- The task -
Note how many lines in these entries contain "test", and reply with that number alone.

Interface dataset entries

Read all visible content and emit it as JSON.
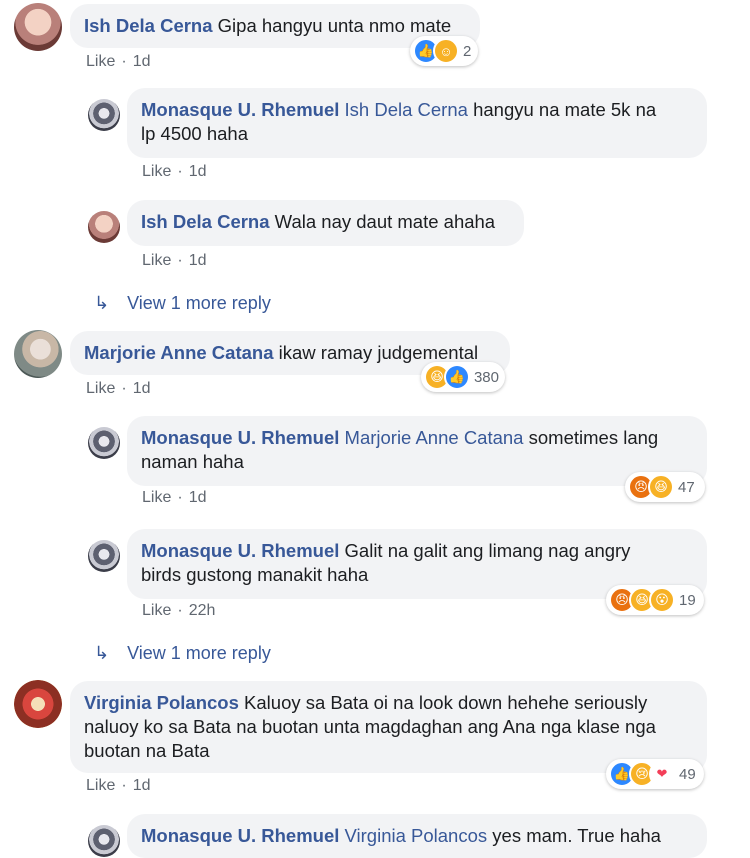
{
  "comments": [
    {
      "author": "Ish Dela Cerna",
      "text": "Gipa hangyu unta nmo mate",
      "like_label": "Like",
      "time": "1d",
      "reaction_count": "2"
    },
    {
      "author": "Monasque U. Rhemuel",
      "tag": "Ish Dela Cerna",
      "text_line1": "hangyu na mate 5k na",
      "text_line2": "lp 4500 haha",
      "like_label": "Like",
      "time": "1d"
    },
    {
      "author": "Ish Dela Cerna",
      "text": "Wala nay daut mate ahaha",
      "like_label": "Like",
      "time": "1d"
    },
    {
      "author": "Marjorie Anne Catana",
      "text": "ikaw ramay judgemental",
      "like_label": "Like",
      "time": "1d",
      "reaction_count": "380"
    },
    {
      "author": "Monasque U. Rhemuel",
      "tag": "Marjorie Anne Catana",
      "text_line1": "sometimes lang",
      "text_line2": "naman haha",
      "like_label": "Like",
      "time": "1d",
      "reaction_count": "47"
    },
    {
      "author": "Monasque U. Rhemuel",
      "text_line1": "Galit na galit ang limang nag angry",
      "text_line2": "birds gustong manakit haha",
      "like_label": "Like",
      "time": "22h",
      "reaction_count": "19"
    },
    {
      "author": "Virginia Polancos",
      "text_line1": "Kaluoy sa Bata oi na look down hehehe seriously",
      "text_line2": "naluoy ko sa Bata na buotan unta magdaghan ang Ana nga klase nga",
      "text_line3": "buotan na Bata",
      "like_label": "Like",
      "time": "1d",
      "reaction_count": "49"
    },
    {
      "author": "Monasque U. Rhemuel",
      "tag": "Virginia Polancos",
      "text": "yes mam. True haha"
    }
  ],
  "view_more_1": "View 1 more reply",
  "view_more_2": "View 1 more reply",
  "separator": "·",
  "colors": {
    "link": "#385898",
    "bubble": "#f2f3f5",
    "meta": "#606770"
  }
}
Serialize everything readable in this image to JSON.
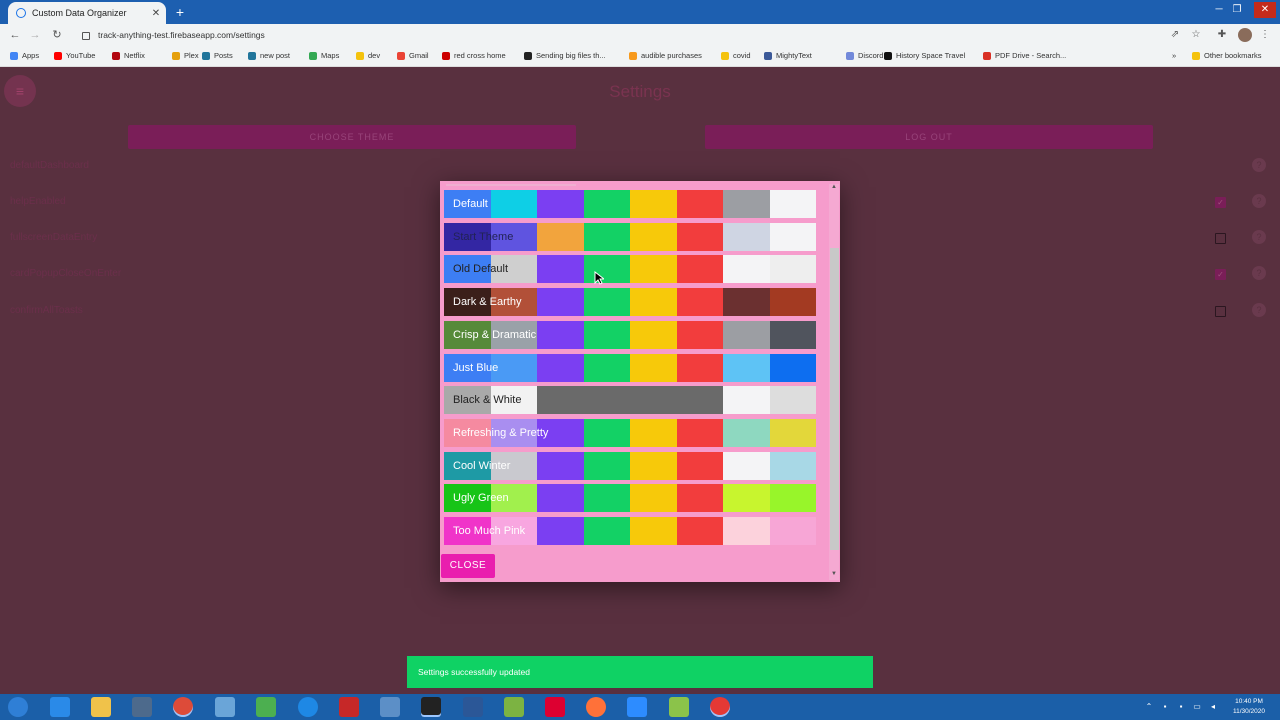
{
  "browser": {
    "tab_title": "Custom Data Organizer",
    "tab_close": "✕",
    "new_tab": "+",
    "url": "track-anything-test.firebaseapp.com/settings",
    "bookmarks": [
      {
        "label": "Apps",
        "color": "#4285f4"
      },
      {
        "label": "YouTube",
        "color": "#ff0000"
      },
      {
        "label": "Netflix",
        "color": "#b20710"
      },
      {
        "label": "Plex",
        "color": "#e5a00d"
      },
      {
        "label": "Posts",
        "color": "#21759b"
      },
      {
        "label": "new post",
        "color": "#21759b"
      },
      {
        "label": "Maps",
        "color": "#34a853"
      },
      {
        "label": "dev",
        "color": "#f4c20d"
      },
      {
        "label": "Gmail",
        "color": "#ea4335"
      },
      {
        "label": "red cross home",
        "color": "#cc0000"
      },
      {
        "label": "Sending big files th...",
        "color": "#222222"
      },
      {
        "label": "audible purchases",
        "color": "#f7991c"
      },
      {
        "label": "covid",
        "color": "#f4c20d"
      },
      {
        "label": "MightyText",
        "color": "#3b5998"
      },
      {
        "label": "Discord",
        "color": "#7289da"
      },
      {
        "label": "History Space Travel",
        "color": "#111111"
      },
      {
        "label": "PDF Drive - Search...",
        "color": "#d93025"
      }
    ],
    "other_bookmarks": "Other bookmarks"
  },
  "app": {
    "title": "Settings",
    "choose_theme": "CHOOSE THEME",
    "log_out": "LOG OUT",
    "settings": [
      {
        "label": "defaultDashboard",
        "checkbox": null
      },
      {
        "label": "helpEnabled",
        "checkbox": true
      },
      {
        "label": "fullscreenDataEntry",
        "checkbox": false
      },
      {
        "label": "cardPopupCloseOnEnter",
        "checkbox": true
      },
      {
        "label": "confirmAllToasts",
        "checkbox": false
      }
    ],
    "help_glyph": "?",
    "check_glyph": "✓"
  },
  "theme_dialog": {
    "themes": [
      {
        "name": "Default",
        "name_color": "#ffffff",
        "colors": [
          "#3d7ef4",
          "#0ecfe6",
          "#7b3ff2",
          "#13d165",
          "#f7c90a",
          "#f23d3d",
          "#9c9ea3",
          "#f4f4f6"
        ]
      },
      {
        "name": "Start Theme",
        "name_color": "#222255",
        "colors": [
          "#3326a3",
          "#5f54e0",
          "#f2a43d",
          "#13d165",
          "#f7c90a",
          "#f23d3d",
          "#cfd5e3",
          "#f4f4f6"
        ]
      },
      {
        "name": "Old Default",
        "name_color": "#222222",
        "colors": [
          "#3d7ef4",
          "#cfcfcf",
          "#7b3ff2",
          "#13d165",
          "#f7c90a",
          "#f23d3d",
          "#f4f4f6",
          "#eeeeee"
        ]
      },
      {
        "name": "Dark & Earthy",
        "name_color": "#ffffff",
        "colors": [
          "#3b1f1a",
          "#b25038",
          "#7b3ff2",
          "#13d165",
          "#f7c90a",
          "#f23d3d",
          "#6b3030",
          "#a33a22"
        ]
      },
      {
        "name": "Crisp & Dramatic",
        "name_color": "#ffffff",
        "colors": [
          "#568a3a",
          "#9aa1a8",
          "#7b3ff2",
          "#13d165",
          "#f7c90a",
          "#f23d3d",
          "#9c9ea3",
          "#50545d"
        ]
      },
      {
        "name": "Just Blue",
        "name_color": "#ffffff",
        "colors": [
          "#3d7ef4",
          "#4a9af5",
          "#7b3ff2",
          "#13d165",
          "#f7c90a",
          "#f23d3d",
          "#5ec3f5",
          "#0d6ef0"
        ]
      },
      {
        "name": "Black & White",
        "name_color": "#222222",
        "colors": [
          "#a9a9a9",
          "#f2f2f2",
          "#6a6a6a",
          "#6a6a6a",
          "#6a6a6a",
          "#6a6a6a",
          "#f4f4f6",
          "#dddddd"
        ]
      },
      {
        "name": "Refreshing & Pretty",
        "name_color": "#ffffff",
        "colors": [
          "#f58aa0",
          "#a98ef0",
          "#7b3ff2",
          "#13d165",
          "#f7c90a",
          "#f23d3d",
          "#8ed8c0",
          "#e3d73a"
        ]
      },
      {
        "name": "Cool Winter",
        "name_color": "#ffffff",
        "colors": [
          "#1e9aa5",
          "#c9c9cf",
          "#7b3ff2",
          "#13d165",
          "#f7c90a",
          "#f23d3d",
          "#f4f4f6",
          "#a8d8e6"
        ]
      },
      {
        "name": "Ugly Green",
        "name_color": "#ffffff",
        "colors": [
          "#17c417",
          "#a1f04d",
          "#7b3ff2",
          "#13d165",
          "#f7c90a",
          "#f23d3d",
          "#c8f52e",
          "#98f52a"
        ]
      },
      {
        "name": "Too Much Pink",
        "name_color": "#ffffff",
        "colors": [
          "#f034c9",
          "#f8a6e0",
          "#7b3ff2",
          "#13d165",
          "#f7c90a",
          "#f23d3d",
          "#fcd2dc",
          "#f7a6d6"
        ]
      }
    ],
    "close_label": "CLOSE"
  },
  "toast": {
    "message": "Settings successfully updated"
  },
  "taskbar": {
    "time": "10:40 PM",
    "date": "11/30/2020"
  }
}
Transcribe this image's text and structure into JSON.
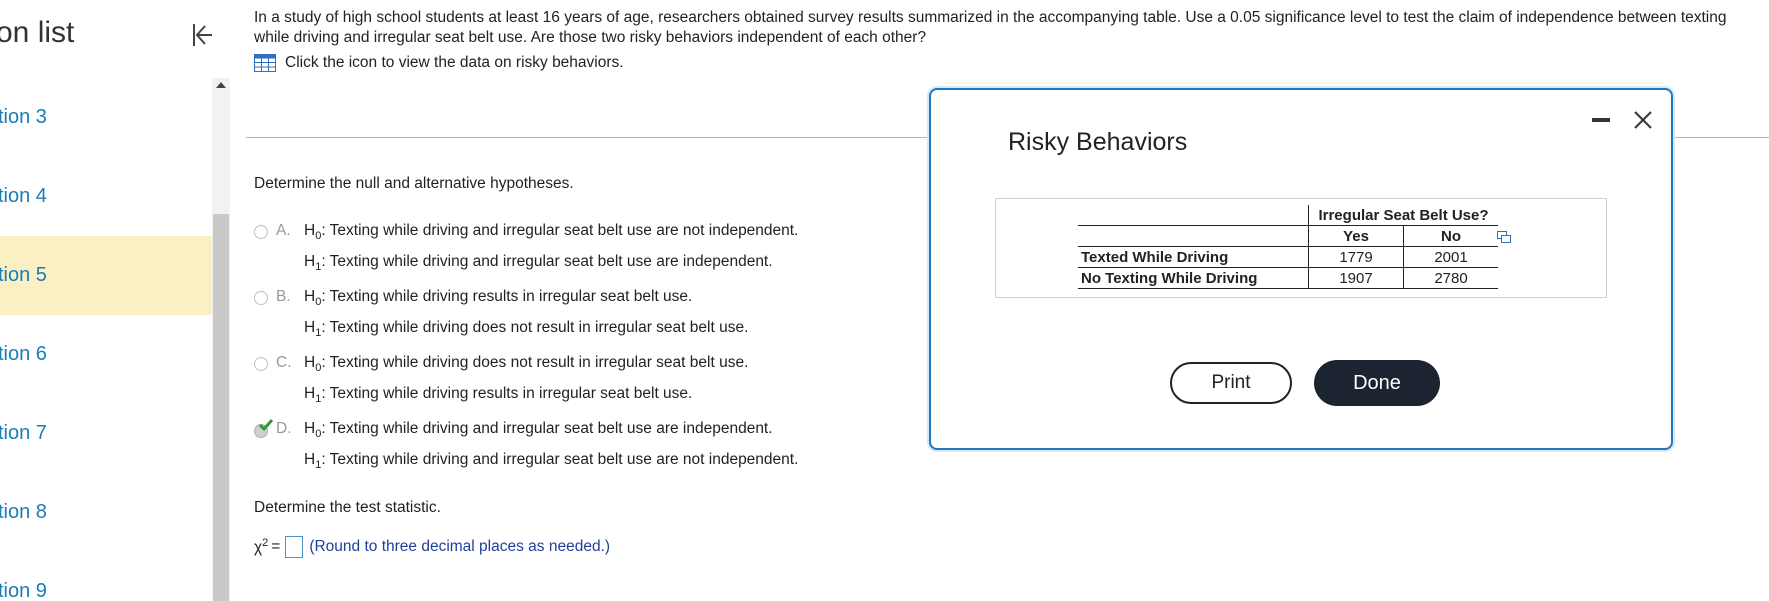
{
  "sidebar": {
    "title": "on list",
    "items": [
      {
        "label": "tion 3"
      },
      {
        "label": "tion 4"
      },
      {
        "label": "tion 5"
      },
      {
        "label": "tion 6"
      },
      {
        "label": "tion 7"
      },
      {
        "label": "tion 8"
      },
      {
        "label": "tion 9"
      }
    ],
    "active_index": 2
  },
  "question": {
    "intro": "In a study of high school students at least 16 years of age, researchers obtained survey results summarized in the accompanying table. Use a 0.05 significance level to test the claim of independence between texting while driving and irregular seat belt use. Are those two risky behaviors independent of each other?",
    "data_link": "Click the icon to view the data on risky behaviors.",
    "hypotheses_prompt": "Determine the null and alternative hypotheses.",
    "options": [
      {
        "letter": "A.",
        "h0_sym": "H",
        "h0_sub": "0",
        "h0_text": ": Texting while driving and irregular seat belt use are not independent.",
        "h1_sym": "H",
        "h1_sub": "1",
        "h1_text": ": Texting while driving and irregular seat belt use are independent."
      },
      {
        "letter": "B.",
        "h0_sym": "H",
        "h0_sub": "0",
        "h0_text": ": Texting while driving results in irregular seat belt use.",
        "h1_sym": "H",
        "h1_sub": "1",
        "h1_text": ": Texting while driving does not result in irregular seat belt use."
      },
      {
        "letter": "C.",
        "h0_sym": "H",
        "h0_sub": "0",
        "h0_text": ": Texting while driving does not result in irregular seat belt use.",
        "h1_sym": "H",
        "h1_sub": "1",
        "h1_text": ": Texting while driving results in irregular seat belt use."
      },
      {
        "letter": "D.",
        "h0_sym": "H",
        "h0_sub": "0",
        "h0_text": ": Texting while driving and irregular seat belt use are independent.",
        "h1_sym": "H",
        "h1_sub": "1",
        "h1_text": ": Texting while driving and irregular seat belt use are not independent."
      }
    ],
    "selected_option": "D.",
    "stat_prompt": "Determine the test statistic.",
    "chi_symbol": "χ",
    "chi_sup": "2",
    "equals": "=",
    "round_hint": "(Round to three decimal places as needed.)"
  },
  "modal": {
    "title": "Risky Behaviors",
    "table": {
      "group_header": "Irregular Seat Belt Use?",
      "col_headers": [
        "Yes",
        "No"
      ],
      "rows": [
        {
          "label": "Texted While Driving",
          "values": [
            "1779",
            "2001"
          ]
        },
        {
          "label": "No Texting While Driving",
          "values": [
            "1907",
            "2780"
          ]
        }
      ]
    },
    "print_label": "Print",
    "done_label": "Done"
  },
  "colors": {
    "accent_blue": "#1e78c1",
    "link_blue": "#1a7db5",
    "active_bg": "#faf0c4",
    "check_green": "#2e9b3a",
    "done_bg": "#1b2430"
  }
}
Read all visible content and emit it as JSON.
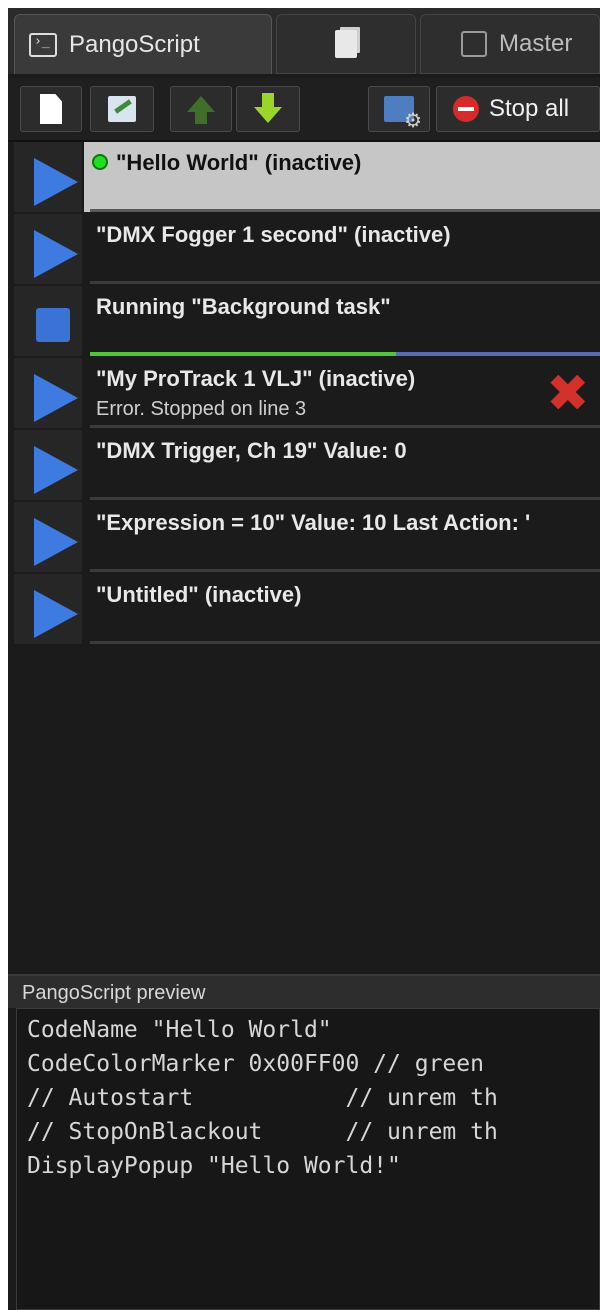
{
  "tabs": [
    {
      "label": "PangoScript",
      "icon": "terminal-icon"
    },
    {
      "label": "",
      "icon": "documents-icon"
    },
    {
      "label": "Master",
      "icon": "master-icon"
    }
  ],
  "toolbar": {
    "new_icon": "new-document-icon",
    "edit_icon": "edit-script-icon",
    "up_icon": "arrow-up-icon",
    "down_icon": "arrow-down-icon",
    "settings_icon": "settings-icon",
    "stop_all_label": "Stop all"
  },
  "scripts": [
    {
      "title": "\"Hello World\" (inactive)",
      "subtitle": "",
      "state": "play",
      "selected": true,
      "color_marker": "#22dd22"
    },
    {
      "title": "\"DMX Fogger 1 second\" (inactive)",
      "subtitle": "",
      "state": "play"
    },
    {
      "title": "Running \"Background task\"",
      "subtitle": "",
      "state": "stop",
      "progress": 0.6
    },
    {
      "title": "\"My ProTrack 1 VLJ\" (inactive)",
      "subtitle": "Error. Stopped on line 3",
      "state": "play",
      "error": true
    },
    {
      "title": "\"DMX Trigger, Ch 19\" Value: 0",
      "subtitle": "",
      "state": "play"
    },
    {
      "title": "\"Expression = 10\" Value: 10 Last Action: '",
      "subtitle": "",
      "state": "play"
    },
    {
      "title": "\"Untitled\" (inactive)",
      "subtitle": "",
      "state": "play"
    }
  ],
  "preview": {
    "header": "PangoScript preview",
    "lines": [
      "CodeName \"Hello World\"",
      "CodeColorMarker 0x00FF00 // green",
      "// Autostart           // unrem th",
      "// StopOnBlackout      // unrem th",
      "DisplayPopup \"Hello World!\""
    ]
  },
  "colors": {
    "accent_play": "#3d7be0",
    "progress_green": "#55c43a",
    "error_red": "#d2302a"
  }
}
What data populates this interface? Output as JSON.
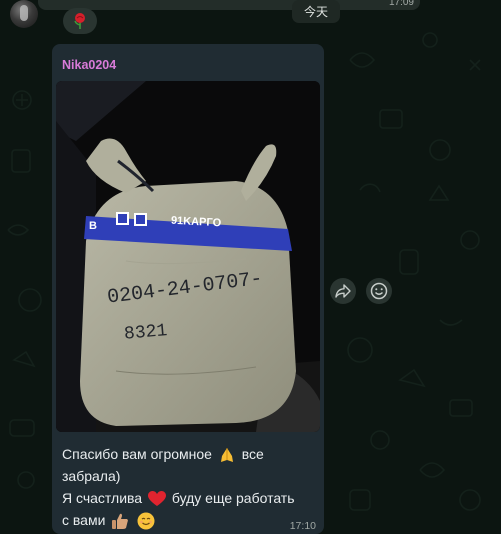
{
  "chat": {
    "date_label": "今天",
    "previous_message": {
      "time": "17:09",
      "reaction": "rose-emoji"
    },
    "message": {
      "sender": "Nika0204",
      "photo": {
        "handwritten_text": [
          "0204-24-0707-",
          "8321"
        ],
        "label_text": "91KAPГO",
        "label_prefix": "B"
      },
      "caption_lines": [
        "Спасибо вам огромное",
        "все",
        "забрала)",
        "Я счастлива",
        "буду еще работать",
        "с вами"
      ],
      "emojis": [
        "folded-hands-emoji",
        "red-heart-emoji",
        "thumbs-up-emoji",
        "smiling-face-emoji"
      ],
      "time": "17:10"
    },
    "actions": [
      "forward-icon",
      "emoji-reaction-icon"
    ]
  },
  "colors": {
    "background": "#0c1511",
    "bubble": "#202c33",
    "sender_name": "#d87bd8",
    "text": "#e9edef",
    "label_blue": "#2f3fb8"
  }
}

- Reply -
3